Chemicals are everywhere in modern life, from our sofas and frying pans, to the clothes we wear. Chemical production has increased fiftyfold since 1950, and will triple by 2050. We trust that these chemicals are safe, but what we don’t realise is that most chemicals are not tested for safety.
I chair Parliament’s Environmental Audit Committee, and we have just published our report into toxic chemicals. Dangerous chemicals have been found in our homes, children’s toys and food packaging. We don’t know how these chemicals interact with us, or each other, but some have the potential to cause disease, disability and death.
UK laws mean flame retardants are widely used in sofas, beds and baby cots, despite being phased out nearly everywhere else in the world. Over time, these chemicals rub off and become house dust, which we and our families breathe in. They then stay in our bodies and tests have shown that UK mums have some of the highest concentrations of flame retardants in their breast milk in the world. These flame retardants can also make fires more dangerous as they increase the toxicity of smoke in a fire, by releasing hydrogen cyanide which kills people very quickly.
In 2014, the Government consulted on changing the furniture rules and reducing the use of flame retardants. They consulted again in 2016. They have just published their consultation response, after a three year delay, which is pretty extraordinary, even by this government’s low standards. Their plan? More delay and another consultation! My cross-party committee recommended they should be removed from UK furniture and we follow EU and US flammability regulations which are based on a common sense approach, rather than industry lobbying.
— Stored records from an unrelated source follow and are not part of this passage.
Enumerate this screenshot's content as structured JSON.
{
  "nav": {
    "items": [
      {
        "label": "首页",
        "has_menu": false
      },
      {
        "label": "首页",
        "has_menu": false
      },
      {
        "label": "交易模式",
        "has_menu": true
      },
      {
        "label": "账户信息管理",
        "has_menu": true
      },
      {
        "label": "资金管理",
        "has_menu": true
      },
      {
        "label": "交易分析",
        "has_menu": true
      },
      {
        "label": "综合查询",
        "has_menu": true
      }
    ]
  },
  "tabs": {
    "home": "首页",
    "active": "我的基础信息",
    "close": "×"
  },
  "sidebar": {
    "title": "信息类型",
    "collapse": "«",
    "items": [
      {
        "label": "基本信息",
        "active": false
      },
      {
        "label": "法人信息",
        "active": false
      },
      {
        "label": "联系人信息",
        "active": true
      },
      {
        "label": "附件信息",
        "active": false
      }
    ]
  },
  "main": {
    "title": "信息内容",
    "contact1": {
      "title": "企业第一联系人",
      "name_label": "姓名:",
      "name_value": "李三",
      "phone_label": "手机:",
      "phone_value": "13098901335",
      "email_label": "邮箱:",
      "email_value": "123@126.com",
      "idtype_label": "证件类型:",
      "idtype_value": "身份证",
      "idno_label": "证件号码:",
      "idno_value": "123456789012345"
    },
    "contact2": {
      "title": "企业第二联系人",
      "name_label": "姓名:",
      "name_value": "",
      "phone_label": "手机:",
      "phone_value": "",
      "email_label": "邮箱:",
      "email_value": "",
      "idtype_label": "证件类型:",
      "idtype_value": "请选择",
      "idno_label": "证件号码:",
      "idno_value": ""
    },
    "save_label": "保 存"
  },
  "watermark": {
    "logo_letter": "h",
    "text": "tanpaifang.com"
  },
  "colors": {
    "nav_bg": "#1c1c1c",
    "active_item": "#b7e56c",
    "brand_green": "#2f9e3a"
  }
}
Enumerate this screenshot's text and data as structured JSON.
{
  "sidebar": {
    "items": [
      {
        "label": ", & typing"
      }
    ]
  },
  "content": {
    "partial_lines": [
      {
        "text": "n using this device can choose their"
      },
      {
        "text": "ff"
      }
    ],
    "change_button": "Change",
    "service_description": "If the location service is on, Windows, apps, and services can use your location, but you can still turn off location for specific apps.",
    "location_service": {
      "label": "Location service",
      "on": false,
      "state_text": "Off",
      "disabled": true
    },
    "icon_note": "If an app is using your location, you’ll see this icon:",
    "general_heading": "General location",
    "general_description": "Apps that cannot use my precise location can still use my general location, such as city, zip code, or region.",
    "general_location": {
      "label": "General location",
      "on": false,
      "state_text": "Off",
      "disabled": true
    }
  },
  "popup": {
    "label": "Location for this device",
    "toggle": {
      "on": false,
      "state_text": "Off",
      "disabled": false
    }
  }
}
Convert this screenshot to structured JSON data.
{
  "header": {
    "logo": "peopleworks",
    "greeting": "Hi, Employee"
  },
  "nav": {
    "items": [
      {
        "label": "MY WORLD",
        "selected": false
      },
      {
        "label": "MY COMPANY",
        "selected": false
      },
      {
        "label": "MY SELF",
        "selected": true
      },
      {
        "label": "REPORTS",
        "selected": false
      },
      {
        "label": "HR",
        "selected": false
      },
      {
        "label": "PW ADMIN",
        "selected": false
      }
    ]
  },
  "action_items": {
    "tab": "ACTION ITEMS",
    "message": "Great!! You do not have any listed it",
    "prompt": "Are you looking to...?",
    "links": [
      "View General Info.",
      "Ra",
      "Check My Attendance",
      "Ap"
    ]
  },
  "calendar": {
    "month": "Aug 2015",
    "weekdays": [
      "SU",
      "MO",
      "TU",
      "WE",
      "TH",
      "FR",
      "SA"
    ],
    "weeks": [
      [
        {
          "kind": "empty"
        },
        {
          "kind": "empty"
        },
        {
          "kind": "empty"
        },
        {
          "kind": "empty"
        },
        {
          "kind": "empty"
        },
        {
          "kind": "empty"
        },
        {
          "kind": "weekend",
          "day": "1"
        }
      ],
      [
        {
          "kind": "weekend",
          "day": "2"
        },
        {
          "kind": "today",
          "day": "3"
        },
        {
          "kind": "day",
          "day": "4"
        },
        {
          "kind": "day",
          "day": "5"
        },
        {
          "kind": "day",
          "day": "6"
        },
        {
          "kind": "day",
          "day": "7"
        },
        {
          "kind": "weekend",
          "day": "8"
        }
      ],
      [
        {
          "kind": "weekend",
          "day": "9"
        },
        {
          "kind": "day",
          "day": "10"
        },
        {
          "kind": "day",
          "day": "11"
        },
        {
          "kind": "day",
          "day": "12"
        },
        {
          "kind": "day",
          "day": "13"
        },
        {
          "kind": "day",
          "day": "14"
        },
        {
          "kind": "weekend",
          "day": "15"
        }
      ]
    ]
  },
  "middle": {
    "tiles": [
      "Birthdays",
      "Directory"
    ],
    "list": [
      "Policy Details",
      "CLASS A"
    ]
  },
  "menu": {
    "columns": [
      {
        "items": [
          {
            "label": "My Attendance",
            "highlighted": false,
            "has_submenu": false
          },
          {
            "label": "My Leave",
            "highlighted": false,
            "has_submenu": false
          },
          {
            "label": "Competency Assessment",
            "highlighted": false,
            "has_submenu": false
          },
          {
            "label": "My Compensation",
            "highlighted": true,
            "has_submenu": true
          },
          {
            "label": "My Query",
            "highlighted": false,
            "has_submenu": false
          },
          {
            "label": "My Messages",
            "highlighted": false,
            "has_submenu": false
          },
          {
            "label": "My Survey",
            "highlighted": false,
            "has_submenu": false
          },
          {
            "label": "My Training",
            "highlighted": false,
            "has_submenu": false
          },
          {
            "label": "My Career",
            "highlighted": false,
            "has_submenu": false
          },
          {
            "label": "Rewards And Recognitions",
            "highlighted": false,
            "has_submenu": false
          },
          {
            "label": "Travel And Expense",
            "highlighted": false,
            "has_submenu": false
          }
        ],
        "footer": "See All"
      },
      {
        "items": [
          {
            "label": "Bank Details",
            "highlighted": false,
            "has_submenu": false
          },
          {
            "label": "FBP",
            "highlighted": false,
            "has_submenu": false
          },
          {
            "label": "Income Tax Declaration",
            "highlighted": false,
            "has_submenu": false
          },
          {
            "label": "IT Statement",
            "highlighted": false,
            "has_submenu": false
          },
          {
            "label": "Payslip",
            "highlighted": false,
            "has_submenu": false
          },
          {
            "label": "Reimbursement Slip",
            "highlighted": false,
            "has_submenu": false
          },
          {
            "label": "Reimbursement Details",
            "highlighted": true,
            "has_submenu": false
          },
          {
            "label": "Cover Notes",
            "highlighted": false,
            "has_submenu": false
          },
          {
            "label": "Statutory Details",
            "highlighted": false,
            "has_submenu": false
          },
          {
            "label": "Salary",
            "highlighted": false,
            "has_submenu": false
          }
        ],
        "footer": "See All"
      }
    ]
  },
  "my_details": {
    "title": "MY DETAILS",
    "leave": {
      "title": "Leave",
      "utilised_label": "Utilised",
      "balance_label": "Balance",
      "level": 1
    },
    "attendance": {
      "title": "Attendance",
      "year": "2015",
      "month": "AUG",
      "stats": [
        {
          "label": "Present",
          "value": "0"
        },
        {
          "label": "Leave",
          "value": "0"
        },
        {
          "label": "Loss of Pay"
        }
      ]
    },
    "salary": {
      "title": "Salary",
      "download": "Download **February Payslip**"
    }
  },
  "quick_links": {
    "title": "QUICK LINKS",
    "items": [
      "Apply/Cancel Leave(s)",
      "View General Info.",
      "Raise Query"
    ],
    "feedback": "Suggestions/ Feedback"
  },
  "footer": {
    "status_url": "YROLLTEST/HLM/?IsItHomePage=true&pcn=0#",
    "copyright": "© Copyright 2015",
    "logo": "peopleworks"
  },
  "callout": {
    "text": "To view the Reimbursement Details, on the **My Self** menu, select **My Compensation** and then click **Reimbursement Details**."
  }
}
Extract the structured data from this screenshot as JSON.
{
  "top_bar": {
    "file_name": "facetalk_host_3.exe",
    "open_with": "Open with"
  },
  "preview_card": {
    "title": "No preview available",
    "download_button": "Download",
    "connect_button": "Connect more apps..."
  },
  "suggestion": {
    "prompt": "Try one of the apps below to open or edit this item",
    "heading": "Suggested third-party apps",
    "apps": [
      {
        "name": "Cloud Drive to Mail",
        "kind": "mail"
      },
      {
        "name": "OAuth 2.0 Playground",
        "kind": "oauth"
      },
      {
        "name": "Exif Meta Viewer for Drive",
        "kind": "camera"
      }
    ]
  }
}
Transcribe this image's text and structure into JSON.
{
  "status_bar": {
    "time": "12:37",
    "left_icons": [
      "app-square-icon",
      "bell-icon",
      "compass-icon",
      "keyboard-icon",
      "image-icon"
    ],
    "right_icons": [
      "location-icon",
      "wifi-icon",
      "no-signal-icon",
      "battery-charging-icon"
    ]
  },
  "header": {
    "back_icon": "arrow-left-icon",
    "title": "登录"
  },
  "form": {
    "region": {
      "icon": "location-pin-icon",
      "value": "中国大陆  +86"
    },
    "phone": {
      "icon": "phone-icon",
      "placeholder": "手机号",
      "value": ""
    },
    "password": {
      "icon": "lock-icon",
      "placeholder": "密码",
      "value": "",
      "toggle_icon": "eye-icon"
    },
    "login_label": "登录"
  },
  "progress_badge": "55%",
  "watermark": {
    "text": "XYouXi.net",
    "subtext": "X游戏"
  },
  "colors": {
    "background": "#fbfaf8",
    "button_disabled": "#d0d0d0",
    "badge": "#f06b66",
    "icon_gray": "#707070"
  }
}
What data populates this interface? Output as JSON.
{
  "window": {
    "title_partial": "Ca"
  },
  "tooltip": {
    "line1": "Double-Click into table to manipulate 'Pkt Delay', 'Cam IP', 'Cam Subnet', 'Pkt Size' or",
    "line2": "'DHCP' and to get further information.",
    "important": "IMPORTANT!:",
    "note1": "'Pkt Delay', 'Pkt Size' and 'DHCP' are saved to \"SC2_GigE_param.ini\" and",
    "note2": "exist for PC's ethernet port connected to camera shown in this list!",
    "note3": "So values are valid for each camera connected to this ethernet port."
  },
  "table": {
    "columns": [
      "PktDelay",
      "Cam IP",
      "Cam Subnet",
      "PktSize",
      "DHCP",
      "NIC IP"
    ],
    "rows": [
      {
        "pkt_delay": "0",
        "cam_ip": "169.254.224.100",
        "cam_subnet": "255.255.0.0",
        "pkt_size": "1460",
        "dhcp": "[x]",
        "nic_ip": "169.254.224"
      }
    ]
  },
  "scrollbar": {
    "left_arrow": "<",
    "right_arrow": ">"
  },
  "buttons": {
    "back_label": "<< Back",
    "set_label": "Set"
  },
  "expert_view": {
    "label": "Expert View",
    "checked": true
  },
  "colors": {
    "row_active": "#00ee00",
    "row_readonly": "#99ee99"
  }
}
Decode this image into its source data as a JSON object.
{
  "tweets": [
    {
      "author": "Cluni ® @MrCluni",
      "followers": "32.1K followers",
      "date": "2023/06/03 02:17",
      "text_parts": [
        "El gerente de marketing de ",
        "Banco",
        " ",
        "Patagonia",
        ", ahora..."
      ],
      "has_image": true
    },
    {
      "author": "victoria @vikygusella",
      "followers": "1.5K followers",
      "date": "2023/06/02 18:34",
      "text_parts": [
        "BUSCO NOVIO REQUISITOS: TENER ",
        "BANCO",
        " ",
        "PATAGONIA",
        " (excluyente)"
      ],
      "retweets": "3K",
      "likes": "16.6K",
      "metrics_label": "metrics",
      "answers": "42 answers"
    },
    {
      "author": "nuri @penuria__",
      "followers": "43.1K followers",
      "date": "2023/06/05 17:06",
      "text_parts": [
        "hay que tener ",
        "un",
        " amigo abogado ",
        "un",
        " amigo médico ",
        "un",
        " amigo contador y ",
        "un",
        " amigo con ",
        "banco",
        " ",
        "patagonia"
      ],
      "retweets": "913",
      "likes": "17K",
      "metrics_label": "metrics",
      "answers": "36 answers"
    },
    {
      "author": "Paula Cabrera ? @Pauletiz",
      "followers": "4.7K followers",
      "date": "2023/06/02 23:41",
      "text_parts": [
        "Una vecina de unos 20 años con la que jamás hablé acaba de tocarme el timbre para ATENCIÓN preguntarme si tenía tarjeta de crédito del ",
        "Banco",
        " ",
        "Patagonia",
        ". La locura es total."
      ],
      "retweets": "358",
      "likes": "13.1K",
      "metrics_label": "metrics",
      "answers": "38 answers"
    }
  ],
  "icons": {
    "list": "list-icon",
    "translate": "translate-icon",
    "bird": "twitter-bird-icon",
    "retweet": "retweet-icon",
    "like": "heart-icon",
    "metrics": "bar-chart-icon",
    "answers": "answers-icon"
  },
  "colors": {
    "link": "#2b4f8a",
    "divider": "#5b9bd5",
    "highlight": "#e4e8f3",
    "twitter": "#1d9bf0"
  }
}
These flame retardants are putting the health of our firefighters at risk. They have been linked to cancers in firefighters, with analysis from Scotland finding they typically have more than one type of cancer that develops at a younger age. It is not right that public servants who put themselves in harm’s way for our sake are not protected from chemicals from fires. So my committee has called on the Government to update Social Security Regulations so that the cancers most commonly suffered by firefighters (colon, brain, leukaemia, lymphoma, bladder, kidney, and prostate) are presumed to be industrial injuries. Firefighters would then be eligible for the Industrial Injuries Disablement Benefits Scheme. I do hope the government acts soon on our recommendations.
Summer Reading Challenge
The summer holidays are upon us, allowing families to enjoy a well-earned break from school and work. Some children, however, can suffer from ‘summer learning loss’, and return to school at a disadvantage compared to other students. The best way to avoid it is to encourage children to read. The Summer Reading Challenge aims to get kids to read six books and tackle boredom during the holidays. I attended the celebration assembly at St Mary’s Primary School on Charles Street to donate books to the children and encourage them to take part. This year’s theme for the Summer Reading Challenge is ‘Space Chase’, and children can join free at their local library and pick up their mission folder.
As ever, please don’t hesitate to get in touch with my office if you need my help: firstname.lastname@example.org.
This article was originally published as Mary’s Wakefield Express column on Thursday 1 August 2019.